The world's greatest health emergency in over a century, the coronavirus pandemic, will in its wake cause widespread changes in India's automotive landscape. As factories across the country look to resume operations after a shutdown of more than 40 days, the challenges are multifaceted.
In over a month, the world has changed drastically. To avoid the virus from creeping into shop floors of factories, the corner room of offices and the mezzanine floors of showrooms are taking precedence over revenue, bottom line, productivity and market share.
The most visible impact will be in dealerships, workshops and showrooms. Already, the trend of digital showrooms and online sales has taken off, and the industry believes it will only accelerate as consumers shy away from visiting dealerships. Doorstep delivery and service, along with test-drive simulations, will be the new normal.

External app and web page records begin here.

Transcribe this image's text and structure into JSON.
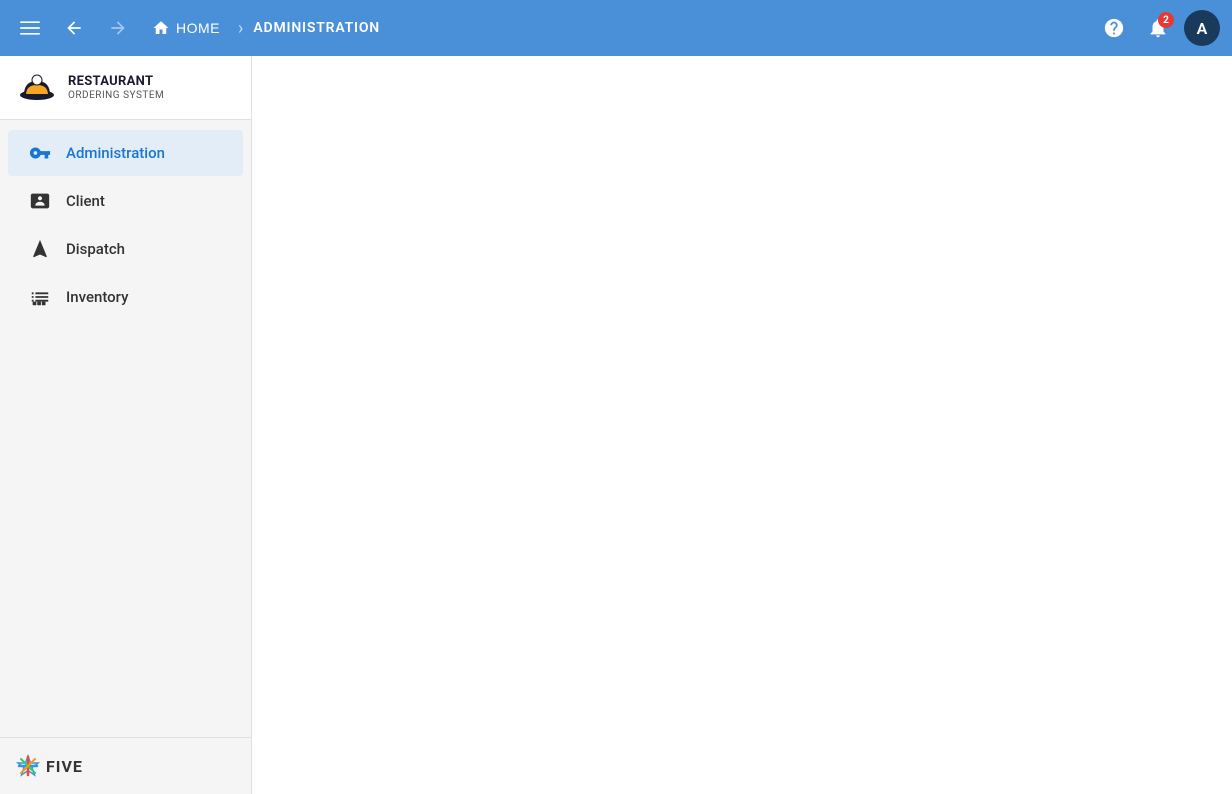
{
  "topbar": {
    "home_label": "HOME",
    "breadcrumb": "ADMINISTRATION",
    "notification_count": "2",
    "avatar_letter": "A",
    "chevron": "›"
  },
  "sidebar": {
    "logo": {
      "title": "RESTAURANT",
      "subtitle": "ORDERING SYSTEM"
    },
    "nav_items": [
      {
        "id": "administration",
        "label": "Administration",
        "active": true
      },
      {
        "id": "client",
        "label": "Client",
        "active": false
      },
      {
        "id": "dispatch",
        "label": "Dispatch",
        "active": false
      },
      {
        "id": "inventory",
        "label": "Inventory",
        "active": false
      }
    ],
    "footer": {
      "brand": "FIVE"
    }
  }
}
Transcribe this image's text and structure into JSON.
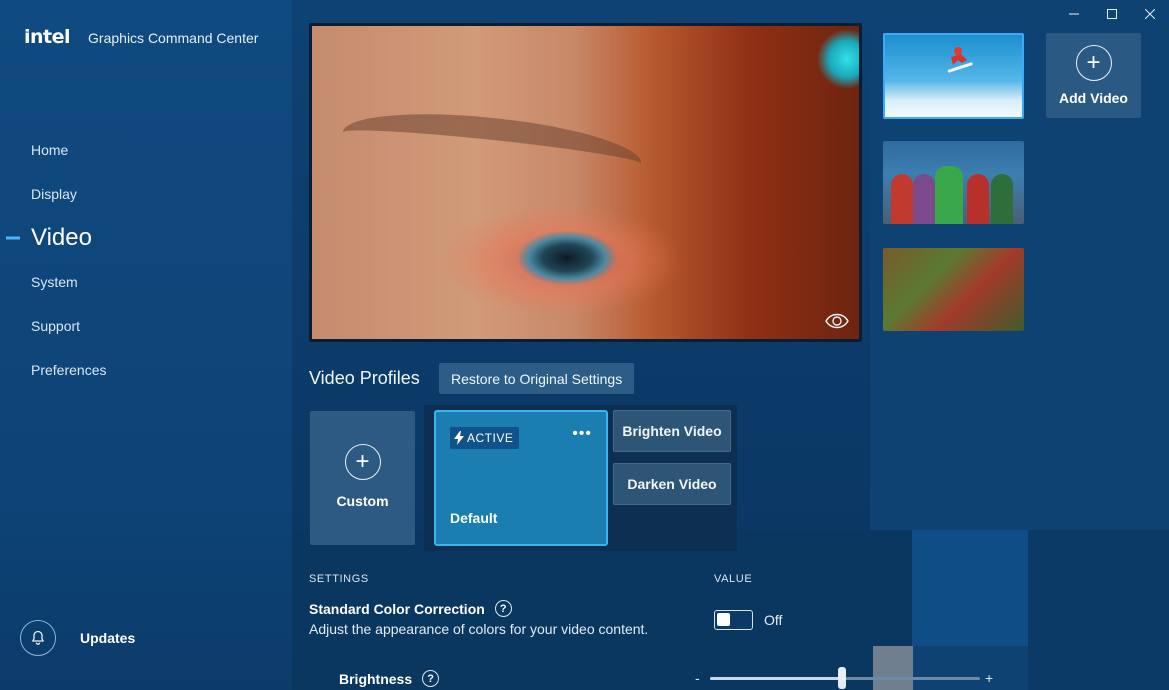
{
  "app": {
    "brand": "intel",
    "title": "Graphics Command Center"
  },
  "window_controls": {
    "minimize": "—",
    "maximize": "☐",
    "close": "✕"
  },
  "sidebar": {
    "items": [
      {
        "label": "Home",
        "active": false
      },
      {
        "label": "Display",
        "active": false
      },
      {
        "label": "Video",
        "active": true
      },
      {
        "label": "System",
        "active": false
      },
      {
        "label": "Support",
        "active": false
      },
      {
        "label": "Preferences",
        "active": false
      }
    ],
    "updates_label": "Updates"
  },
  "videos": {
    "add_label": "Add Video",
    "thumbnails": [
      {
        "icon": "snowboarder-thumbnail",
        "selected": true
      },
      {
        "icon": "group-portrait-thumbnail",
        "selected": false
      },
      {
        "icon": "market-thumbnail",
        "selected": false
      }
    ]
  },
  "profiles": {
    "title": "Video Profiles",
    "restore_label": "Restore to Original Settings",
    "custom_label": "Custom",
    "active_badge": "ACTIVE",
    "default_label": "Default",
    "more_label": "•••",
    "presets": [
      "Brighten Video",
      "Darken Video"
    ]
  },
  "settings": {
    "settings_header": "SETTINGS",
    "value_header": "VALUE",
    "color_correction": {
      "title": "Standard Color Correction",
      "description": "Adjust the appearance of colors for your video content.",
      "state_label": "Off",
      "enabled": false
    },
    "brightness": {
      "title": "Brightness",
      "min_symbol": "-",
      "max_symbol": "+",
      "level": 0.49
    },
    "help_symbol": "?"
  },
  "colors": {
    "accent": "#3cb4ef",
    "active_card": "#1a7fb0",
    "nav_indicator": "#4db3ff"
  }
}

This will potentially change the business model of vehicle dealerships. The need for giant showrooms with multiple cars on display and sizeable parking lots for test-drive vehicles may become history.
"New business and retail models will emerge. Now you don't need massive showrooms like we used to," says Kavan Mukhtyar, Partner and Leader, Automotive, PwC India. "Small retail formats will pick up momentum."

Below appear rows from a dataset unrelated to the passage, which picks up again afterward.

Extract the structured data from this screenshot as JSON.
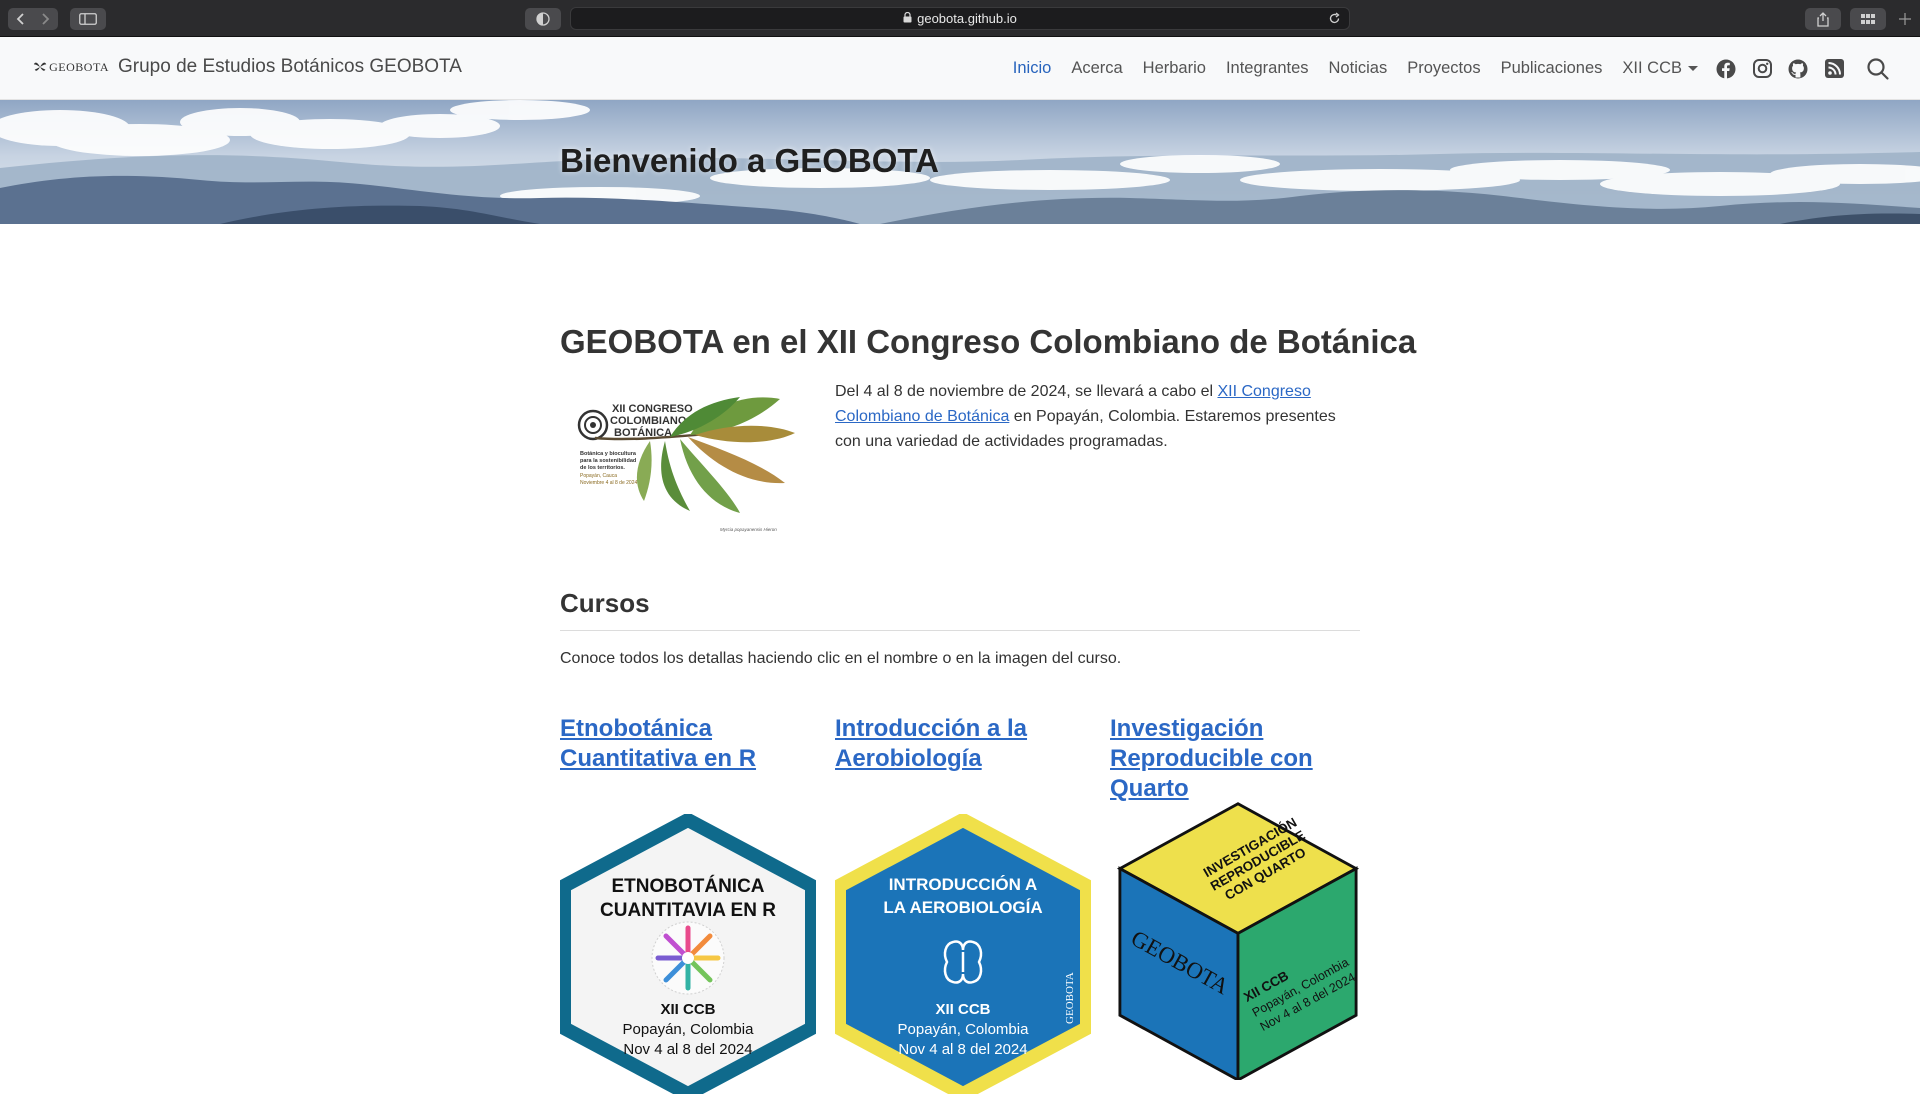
{
  "browser": {
    "url": "geobota.github.io"
  },
  "navbar": {
    "logo_text": "GEOBOTA",
    "brand_title": "Grupo de Estudios Botánicos GEOBOTA",
    "links": [
      "Inicio",
      "Acerca",
      "Herbario",
      "Integrantes",
      "Noticias",
      "Proyectos",
      "Publicaciones",
      "XII CCB"
    ],
    "active": "Inicio",
    "social_icons": [
      "facebook-icon",
      "instagram-icon",
      "github-icon",
      "rss-icon"
    ]
  },
  "banner": {
    "title": "Bienvenido a GEOBOTA"
  },
  "congress": {
    "heading": "GEOBOTA en el XII Congreso Colombiano de Botánica",
    "text_before": "Del 4 al 8 de noviembre de 2024, se llevará a cabo el ",
    "link_text": "XII Congreso Colombiano de Botánica",
    "text_after": " en Popayán, Colombia. Estaremos presentes con una variedad de actividades programadas.",
    "poster": {
      "line1": "XII CONGRESO",
      "line2": "COLOMBIANO DE",
      "line3": "BOTÁNICA",
      "sub1": "Botánica y biocultura",
      "sub2": "para la sostenibilidad",
      "sub3": "de los territorios.",
      "place": "Popayán, Cauca",
      "dates": "Noviembre 4 al 8 de 2024",
      "species": "Myrcia popayanensis Hieron"
    }
  },
  "cursos": {
    "heading": "Cursos",
    "intro": "Conoce todos los detallas haciendo clic en el nombre o en la imagen del curso.",
    "items": [
      {
        "title": "Etnobotánica Cuantitativa en R",
        "badge_l1": "ETNOBOTÁNICA",
        "badge_l2": "CUANTITAVIA EN R",
        "event": "XII CCB",
        "place": "Popayán, Colombia",
        "dates": "Nov 4 al 8 del 2024",
        "color": "#0f6a8c"
      },
      {
        "title": "Introducción a la Aerobiología",
        "badge_l1": "INTRODUCCIÓN A",
        "badge_l2": "LA AEROBIOLOGÍA",
        "event": "XII CCB",
        "place": "Popayán, Colombia",
        "dates": "Nov 4 al 8 del 2024",
        "side": "GEOBOTA",
        "color": "#1b74b8"
      },
      {
        "title": "Investigación Reproducible con Quarto",
        "top_l1": "INVESTIGACIÓN",
        "top_l2": "REPRODUCIBLE",
        "top_l3": "CON QUARTO",
        "left": "GEOBOTA",
        "right_l1": "XII CCB",
        "right_l2": "Popayán, Colombia",
        "right_l3": "Nov 4 al 8 del 2024",
        "color": "#2ca86e"
      }
    ]
  }
}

According to a survey by Capgemini Research Institute, 70 per cent Indians want to avoid dealership visits to compare financing and deals, against 46 per cent globally.

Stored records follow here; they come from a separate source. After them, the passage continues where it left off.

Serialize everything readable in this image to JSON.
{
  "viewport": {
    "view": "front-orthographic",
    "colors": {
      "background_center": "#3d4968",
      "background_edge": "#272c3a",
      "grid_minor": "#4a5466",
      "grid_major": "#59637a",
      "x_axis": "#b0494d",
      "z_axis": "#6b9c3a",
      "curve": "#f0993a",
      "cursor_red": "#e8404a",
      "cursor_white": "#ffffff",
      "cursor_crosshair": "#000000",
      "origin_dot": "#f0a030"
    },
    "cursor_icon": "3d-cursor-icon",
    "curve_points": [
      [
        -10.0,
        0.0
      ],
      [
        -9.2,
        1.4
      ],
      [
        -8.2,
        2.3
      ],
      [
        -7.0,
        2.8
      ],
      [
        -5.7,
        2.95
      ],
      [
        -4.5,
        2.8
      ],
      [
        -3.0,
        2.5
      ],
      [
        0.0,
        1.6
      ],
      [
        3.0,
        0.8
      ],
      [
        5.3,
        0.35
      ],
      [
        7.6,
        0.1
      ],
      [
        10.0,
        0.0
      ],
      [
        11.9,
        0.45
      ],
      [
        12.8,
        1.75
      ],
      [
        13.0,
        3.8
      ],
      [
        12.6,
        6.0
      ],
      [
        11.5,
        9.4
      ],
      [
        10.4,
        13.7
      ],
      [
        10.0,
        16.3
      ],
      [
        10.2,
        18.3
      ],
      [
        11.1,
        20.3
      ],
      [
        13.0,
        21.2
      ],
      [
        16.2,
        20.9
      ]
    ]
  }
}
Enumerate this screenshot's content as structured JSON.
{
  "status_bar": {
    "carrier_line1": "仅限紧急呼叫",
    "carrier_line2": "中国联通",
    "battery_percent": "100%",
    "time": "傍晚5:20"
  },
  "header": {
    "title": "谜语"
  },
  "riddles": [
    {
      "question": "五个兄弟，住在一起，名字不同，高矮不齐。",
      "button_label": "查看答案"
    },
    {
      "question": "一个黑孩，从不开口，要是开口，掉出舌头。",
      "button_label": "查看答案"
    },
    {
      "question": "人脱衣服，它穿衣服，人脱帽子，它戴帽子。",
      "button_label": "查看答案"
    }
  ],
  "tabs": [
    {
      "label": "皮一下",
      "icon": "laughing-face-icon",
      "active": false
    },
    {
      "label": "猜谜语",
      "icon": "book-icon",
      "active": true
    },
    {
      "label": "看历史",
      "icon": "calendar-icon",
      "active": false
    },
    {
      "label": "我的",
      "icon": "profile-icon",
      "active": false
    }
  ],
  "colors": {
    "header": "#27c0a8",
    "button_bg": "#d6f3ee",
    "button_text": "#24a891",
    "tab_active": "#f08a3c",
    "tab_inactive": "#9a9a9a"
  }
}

Companies, including Honda, Hyundai, MG Motor, Toyota, Skoda, Ford, Jeep and luxury carmakers like BMW and Mercedes have already started innovating in this area. Jeep has, for example, created a platform where the customer can research, book, order a test-drive, negotiate a deal, customise the vehicle and make the final payment through the website without going to the dealership even once.
"The touch-free retail experience is designed to enhance convenience for customers. Physical distancing has become the new normal, and our approach is to ensure customers as well as our staff are well protected," says Partha Datta, President and Managing Director, FCA India.
Shift from Public Transport
The pandemic could spur demand for private car usage as consumers shun public transport for fear of contracting the virus. "Based on expenditure share, buses and trams are used for 58 per cent of travelling by urban households and 68 per cent by rural households," says Kumar Rakesh, Auto Analyst, BNP Paribas India.
The nascent electric vehicle industry may bear the brunt as companies conserve cash and prioritise spending.
"The overall auto sector hasn't been performing well and the current Covid-19 outbreak has further exacerbated the situation. Electric mobility is also not insulated from this impact," says Shekar Viswanathan, Vice Chairman and Whole-time Director, Toyota Kirloskar Motors
The concept of vehicle ownership itself is likely to change as subscription models and car-leasing, where a consumer pays for using a car monthly or semi-annually without actually owning it, gain ground.
Zoomcar, which provides vehicles for short-term self-drive and long-term subscription plans, says almost 25 per cent of its business comes from subscriptions, which is likely to grow manifold in the future. The start-up has seen investments from companies, including Mahindra Group. Similarly, Hyundai has invested in rival firm Revv.
"We anticipate a significant increase in car subscriptions post Covid-19, as consumers look to avoid public transport without the burden of car ownership," says Greg Moran, Co-founder and CEO, Zoomcar.
At the manufacturing level, the impact of the pandemic will be restricted to the need for maintaining proper social distancing norms. Fewer number of workers at shop floors will become the new normal, which would mean productivity taking a hit. To start off, most factories are not likely to produce more than 25-30 per cent of their peak capacity.
"We have reviewed all our processes and aligned it with the social distancing norms of the government. For example, in powertrains, where engines are being assembled, people normally work in close proximity. Now, the distance would have to be five to six times more. This will obviously mean lower volumes," says Rajesh Goel, Senior Vice President and Director, Sales and Marketing, Honda Cars India.
For manufacturers with bigger scale and deeper pockets, this may not be a problem in the short-term as demand for vehicles is expected to be low in the near future. The challenge is bigger for smaller ancillary units that supply components and parts to be assembled by the likes of Maruti, Hyundai, Tata, Honda, Toyota or Bajaj.
"It will be tough for small Tier II and III component suppliers. Maintaining social distancing on the shop floor would mean a fall in output and it will become a matter of survival for the fittest. There will be increased consolidation in the industry," says Deepak Jain, President, Automotive Component Manufacturers Association.
The $120-billion industry is, indeed, bracing itself for life post-Covid.